All of the material must be duplicated exactly, line by line.
-----
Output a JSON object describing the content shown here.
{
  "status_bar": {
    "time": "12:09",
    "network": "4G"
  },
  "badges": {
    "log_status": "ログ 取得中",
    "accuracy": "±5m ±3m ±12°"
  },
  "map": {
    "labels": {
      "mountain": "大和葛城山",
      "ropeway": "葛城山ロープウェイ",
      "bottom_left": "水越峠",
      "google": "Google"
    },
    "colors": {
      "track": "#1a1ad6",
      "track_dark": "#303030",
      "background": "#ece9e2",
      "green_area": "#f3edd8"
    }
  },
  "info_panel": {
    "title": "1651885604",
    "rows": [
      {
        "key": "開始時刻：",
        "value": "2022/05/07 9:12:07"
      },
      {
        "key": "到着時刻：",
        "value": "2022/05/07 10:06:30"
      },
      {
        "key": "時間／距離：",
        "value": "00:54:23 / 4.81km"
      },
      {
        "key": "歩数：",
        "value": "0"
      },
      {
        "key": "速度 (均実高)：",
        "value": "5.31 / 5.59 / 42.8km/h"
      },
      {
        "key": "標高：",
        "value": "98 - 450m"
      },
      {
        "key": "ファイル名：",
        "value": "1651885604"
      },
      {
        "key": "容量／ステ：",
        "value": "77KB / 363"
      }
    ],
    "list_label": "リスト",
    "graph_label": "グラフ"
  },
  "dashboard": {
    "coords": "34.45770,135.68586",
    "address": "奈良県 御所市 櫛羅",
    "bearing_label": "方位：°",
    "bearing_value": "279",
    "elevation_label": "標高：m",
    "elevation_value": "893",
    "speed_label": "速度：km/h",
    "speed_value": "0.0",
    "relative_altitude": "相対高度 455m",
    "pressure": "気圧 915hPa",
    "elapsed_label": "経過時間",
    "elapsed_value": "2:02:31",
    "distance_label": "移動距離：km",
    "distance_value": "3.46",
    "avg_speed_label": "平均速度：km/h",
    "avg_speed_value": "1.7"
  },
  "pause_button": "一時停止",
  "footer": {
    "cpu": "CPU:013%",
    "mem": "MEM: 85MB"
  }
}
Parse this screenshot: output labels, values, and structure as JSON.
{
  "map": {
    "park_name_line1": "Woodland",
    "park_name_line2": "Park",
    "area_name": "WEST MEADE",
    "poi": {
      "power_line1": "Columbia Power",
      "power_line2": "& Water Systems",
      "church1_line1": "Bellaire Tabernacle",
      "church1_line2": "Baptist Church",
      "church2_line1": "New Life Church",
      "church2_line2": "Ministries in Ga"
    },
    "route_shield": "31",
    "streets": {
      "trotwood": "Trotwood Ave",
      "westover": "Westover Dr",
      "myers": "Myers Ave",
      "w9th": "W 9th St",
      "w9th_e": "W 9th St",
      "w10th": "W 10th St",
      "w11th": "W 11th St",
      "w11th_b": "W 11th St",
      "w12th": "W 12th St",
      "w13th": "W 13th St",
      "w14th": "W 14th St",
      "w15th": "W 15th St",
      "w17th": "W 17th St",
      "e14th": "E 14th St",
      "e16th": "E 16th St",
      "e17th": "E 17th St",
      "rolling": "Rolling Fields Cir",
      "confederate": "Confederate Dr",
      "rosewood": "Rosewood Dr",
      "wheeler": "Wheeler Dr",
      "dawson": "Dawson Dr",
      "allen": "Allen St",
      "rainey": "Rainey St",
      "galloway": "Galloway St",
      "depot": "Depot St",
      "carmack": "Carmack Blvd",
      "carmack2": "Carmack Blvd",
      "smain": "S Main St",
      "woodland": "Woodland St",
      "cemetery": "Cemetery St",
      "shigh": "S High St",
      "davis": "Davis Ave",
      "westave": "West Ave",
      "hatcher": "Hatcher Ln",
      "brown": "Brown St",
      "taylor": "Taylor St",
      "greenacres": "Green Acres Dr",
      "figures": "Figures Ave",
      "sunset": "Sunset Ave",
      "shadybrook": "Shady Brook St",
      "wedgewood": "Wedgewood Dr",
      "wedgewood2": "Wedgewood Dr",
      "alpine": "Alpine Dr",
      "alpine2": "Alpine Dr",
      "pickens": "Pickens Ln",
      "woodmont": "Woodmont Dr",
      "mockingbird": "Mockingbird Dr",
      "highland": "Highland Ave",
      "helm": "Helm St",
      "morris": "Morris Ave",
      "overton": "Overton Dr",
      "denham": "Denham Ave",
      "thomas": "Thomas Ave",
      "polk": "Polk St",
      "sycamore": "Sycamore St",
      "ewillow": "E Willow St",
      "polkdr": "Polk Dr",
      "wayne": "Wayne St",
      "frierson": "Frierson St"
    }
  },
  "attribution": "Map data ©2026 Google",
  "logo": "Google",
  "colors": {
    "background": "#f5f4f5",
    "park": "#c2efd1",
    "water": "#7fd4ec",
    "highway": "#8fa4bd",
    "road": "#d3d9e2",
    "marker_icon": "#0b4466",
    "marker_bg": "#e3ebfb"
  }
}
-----
**REPLY TO THE TASK**:
Output a JSON object describing the content shown here.
{
  "status_bar": {
    "time": "12:09",
    "network": "4G"
  },
  "badges": {
    "log_status": "ログ 取得中",
    "accuracy": "±5m ±3m ±12°"
  },
  "map": {
    "labels": {
      "mountain": "大和葛城山",
      "ropeway": "葛城山ロープウェイ",
      "bottom_left": "水越峠",
      "google": "Google"
    },
    "colors": {
      "track": "#1a1ad6",
      "track_dark": "#303030",
      "background": "#ece9e2",
      "green_area": "#f3edd8"
    }
  },
  "info_panel": {
    "title": "1651885604",
    "rows": [
      {
        "key": "開始時刻：",
        "value": "2022/05/07 9:12:07"
      },
      {
        "key": "到着時刻：",
        "value": "2022/05/07 10:06:30"
      },
      {
        "key": "時間／距離：",
        "value": "00:54:23 / 4.81km"
      },
      {
        "key": "歩数：",
        "value": "0"
      },
      {
        "key": "速度 (均実高)：",
        "value": "5.31 / 5.59 / 42.8km/h"
      },
      {
        "key": "標高：",
        "value": "98 - 450m"
      },
      {
        "key": "ファイル名：",
        "value": "1651885604"
      },
      {
        "key": "容量／ステ：",
        "value": "77KB / 363"
      }
    ],
    "list_label": "リスト",
    "graph_label": "グラフ"
  },
  "dashboard": {
    "coords": "34.45770,135.68586",
    "address": "奈良県 御所市 櫛羅",
    "bearing_label": "方位：°",
    "bearing_value": "279",
    "elevation_label": "標高：m",
    "elevation_value": "893",
    "speed_label": "速度：km/h",
    "speed_value": "0.0",
    "relative_altitude": "相対高度 455m",
    "pressure": "気圧 915hPa",
    "elapsed_label": "経過時間",
    "elapsed_value": "2:02:31",
    "distance_label": "移動距離：km",
    "distance_value": "3.46",
    "avg_speed_label": "平均速度：km/h",
    "avg_speed_value": "1.7"
  },
  "pause_button": "一時停止",
  "footer": {
    "cpu": "CPU:013%",
    "mem": "MEM: 85MB"
  }
}
Parse this screenshot: output labels, values, and structure as JSON.
{
  "map": {
    "park_name_line1": "Woodland",
    "park_name_line2": "Park",
    "area_name": "WEST MEADE",
    "poi": {
      "power_line1": "Columbia Power",
      "power_line2": "& Water Systems",
      "church1_line1": "Bellaire Tabernacle",
      "church1_line2": "Baptist Church",
      "church2_line1": "New Life Church",
      "church2_line2": "Ministries in Ga"
    },
    "route_shield": "31",
    "streets": {
      "trotwood": "Trotwood Ave",
      "westover": "Westover Dr",
      "myers": "Myers Ave",
      "w9th": "W 9th St",
      "w9th_e": "W 9th St",
      "w10th": "W 10th St",
      "w11th": "W 11th St",
      "w11th_b": "W 11th St",
      "w12th": "W 12th St",
      "w13th": "W 13th St",
      "w14th": "W 14th St",
      "w15th": "W 15th St",
      "w17th": "W 17th St",
      "e14th": "E 14th St",
      "e16th": "E 16th St",
      "e17th": "E 17th St",
      "rolling": "Rolling Fields Cir",
      "confederate": "Confederate Dr",
      "rosewood": "Rosewood Dr",
      "wheeler": "Wheeler Dr",
      "dawson": "Dawson Dr",
      "allen": "Allen St",
      "rainey": "Rainey St",
      "galloway": "Galloway St",
      "depot": "Depot St",
      "carmack": "Carmack Blvd",
      "carmack2": "Carmack Blvd",
      "smain": "S Main St",
      "woodland": "Woodland St",
      "cemetery": "Cemetery St",
      "shigh": "S High St",
      "davis": "Davis Ave",
      "westave": "West Ave",
      "hatcher": "Hatcher Ln",
      "brown": "Brown St",
      "taylor": "Taylor St",
      "greenacres": "Green Acres Dr",
      "figures": "Figures Ave",
      "sunset": "Sunset Ave",
      "shadybrook": "Shady Brook St",
      "wedgewood": "Wedgewood Dr",
      "wedgewood2": "Wedgewood Dr",
      "alpine": "Alpine Dr",
      "alpine2": "Alpine Dr",
      "pickens": "Pickens Ln",
      "woodmont": "Woodmont Dr",
      "mockingbird": "Mockingbird Dr",
      "highland": "Highland Ave",
      "helm": "Helm St",
      "morris": "Morris Ave",
      "overton": "Overton Dr",
      "denham": "Denham Ave",
      "thomas": "Thomas Ave",
      "polk": "Polk St",
      "sycamore": "Sycamore St",
      "ewillow": "E Willow St",
      "polkdr": "Polk Dr",
      "wayne": "Wayne St",
      "frierson": "Frierson St"
    }
  },
  "attribution": "Map data ©2026 Google",
  "logo": "Google",
  "colors": {
    "background": "#f5f4f5",
    "park": "#c2efd1",
    "water": "#7fd4ec",
    "highway": "#8fa4bd",
    "road": "#d3d9e2",
    "marker_icon": "#0b4466",
    "marker_bg": "#e3ebfb"
  }
}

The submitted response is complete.